We know from the opening scenes that Sally will survive, but we don’t about the others. Nor do we know how he will deal with the guilt and the necessary suppression of all the anger welling up within.
It is no surprise that Burger comes across as the most heroic character: The film is based on the real Burger’s memoir, The Devil’s Workshop. Sally is a rebadged version of Salomon Smolianoff, a famous swindler of the era (the press notes tell us). Liberties are taken with the chronology and some other details. For obvious professional reasons, Smolianoff was an elusive character. While Ruzowitzky and Markovics inevitably create an inner life for him, they also honor the mystery of the real forger.
The only Ruzowitzky films to get even brief American releases in recent years were his medical thrillers Anatomie (2000) and Anatomie 2 (2002), with Franka Potente. I’ve only seen the second, in which Diehl was the star, but it was depressingly indistinguishable from a million other Grand Guignol exercises.
One has to go back almost a decade, to The Inheritors, Ruzowitzky’s second feature, to find some connection to The Counterfeiters. That story, about a band of peasants coping with the gift of their late boss’s farm, was certainly a good deal lighter in tone. But the two films share a certain moral acceptance: Ruzowitzky likes to pose questions and clarify the contradictions around them, but he doesn’t pretend to have the answers.
In real life, moral issues tend to be more complex and nuanced than in philosophy classes, where thought experiments are constructed in often surreal ways to make a point. But one of the reasons films about World War II and the Holocaust continue to be made is that the Nazis’ actions were so extreme that real life became as unlikely as such didactic contrivances.
Is Sally a selfish scoundrel? A hero? A man doing the best he can in a horribly untenable situation? This is the question that makes him the natural protagonist, rather than Burger, who knows exactly where he stands. When one of the men angrily tells Burger, “Nobody’s prepared to die for a principle,” Burger fires back, “That’s why the Nazis’ tactics work.”

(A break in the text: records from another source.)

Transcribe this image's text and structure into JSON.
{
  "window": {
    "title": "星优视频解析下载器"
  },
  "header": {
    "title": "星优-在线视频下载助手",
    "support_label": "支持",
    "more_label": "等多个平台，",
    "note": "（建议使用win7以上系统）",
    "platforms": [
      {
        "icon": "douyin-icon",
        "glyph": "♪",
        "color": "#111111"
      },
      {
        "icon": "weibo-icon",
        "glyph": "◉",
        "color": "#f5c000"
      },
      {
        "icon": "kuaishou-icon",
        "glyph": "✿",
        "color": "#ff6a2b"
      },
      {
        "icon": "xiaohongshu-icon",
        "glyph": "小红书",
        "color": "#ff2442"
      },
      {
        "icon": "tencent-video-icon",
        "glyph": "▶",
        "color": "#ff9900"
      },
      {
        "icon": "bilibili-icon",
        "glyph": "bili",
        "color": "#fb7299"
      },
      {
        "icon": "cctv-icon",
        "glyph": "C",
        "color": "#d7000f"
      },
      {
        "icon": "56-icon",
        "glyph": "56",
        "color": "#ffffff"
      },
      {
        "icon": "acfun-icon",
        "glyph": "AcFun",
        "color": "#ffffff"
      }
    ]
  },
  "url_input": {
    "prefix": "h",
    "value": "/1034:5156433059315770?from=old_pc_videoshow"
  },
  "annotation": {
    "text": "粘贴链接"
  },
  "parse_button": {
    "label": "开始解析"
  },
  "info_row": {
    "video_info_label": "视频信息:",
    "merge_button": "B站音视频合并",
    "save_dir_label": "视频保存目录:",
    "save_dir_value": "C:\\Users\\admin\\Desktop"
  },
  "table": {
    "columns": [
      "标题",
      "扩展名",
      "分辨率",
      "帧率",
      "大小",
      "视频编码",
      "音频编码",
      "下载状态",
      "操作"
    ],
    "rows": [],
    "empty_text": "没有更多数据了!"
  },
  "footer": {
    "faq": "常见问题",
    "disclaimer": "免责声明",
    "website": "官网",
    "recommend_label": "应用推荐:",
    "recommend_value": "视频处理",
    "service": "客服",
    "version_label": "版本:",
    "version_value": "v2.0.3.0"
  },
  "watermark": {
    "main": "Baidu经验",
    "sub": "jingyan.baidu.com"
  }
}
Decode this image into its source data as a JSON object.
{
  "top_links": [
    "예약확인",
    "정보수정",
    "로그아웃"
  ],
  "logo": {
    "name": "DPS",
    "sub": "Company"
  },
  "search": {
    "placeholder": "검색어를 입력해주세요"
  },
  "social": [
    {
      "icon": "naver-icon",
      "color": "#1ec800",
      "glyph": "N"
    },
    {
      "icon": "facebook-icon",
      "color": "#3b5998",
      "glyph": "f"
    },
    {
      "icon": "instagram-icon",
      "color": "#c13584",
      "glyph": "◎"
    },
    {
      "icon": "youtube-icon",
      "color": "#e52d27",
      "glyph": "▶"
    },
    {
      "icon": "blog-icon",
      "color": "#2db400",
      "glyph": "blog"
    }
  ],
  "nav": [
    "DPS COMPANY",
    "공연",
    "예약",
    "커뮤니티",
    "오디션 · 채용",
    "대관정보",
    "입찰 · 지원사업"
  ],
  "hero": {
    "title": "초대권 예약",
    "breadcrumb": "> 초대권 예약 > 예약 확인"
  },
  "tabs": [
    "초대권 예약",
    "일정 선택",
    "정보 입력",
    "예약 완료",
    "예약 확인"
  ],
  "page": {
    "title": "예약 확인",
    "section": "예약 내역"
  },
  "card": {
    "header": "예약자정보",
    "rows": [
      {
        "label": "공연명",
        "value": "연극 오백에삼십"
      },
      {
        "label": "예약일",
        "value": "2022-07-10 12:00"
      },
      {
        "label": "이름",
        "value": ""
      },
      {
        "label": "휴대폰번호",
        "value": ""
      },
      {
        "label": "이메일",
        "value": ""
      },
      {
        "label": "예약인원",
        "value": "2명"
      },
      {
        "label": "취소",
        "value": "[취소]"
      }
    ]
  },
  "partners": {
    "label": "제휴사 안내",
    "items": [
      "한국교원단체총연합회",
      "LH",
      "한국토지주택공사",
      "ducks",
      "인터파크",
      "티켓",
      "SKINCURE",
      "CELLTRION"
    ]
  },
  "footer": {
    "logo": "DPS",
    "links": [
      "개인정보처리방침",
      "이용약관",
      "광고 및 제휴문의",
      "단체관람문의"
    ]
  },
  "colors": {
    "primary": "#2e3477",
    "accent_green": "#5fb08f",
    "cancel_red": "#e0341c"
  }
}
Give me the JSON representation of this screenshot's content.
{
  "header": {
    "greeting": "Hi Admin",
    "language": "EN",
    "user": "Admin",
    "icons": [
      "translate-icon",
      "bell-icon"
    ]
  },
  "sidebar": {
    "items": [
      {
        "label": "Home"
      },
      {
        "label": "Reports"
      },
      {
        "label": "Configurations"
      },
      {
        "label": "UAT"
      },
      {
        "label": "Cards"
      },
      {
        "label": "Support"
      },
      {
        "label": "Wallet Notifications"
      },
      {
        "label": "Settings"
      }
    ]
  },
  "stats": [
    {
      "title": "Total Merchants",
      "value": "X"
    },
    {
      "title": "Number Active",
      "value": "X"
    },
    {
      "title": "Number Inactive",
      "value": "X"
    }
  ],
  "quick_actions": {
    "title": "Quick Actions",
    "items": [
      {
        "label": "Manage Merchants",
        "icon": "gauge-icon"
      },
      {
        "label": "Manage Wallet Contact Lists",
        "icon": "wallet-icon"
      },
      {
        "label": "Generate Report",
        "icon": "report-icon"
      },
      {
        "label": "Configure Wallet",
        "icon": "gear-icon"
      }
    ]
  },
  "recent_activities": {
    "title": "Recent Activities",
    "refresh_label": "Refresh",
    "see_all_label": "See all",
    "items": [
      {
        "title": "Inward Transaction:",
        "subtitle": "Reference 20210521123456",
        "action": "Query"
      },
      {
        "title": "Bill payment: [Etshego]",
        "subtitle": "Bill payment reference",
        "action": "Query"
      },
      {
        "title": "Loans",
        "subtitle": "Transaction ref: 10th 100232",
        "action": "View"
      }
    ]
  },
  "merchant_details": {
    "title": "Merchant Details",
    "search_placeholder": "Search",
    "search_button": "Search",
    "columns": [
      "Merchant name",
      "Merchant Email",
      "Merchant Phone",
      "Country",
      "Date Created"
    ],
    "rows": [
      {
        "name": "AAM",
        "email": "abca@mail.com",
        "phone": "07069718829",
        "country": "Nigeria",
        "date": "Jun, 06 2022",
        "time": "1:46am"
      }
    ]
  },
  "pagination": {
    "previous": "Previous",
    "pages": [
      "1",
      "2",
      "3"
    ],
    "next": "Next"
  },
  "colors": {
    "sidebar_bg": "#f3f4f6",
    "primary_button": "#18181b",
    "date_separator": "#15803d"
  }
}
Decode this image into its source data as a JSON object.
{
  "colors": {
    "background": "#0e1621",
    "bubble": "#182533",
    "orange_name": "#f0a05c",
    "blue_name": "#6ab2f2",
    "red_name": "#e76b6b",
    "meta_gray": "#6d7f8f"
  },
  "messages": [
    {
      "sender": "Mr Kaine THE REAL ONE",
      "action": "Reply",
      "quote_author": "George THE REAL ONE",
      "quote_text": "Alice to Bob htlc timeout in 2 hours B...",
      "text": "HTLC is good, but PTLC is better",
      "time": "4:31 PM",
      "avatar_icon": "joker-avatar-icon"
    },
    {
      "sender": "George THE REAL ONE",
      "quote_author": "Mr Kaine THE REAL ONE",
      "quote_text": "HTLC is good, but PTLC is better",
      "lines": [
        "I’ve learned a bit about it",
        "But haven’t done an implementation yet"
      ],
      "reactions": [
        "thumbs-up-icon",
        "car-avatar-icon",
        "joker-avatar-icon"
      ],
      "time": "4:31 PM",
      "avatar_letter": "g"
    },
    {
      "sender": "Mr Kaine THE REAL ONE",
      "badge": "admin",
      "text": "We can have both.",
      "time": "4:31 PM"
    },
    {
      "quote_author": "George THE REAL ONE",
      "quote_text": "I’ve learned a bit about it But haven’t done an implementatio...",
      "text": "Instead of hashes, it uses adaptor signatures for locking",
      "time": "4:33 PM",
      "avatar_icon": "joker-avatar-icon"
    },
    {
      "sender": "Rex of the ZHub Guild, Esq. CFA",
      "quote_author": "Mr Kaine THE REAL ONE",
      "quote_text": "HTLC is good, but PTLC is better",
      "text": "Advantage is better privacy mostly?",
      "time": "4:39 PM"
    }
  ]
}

He is right, but how many of us can say for sure how we would have behaved in the midst of a seemingly endless nightmare?